* Exercise objective
In the records below, pick out all lines containing the word "data".

Provided entries below:

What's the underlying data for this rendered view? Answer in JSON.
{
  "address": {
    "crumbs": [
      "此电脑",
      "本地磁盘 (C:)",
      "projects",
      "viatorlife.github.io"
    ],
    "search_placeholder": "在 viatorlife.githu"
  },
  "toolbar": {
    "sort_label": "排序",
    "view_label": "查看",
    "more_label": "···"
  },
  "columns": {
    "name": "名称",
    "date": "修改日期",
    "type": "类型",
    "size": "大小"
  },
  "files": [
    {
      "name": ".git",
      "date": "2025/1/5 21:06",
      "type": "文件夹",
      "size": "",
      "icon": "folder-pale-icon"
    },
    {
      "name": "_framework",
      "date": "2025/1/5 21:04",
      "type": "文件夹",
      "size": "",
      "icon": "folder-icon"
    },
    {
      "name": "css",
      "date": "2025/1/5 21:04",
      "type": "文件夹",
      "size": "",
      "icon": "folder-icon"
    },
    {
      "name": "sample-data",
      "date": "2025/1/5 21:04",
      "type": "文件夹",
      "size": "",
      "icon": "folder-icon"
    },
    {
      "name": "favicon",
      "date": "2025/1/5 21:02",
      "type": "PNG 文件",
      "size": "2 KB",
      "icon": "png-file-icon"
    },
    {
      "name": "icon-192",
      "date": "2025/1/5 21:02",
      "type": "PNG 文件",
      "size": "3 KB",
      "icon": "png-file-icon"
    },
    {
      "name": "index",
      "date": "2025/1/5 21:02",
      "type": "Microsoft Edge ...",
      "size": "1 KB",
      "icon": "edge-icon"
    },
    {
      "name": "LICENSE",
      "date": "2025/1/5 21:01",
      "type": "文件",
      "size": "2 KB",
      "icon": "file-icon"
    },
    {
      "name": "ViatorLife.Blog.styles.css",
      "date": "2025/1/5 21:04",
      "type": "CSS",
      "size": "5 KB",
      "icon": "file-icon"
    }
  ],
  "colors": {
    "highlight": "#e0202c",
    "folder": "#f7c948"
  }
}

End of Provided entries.

* Solution
What's the underlying data for this rendered view? Answer in JSON.
      "name": "sample-data",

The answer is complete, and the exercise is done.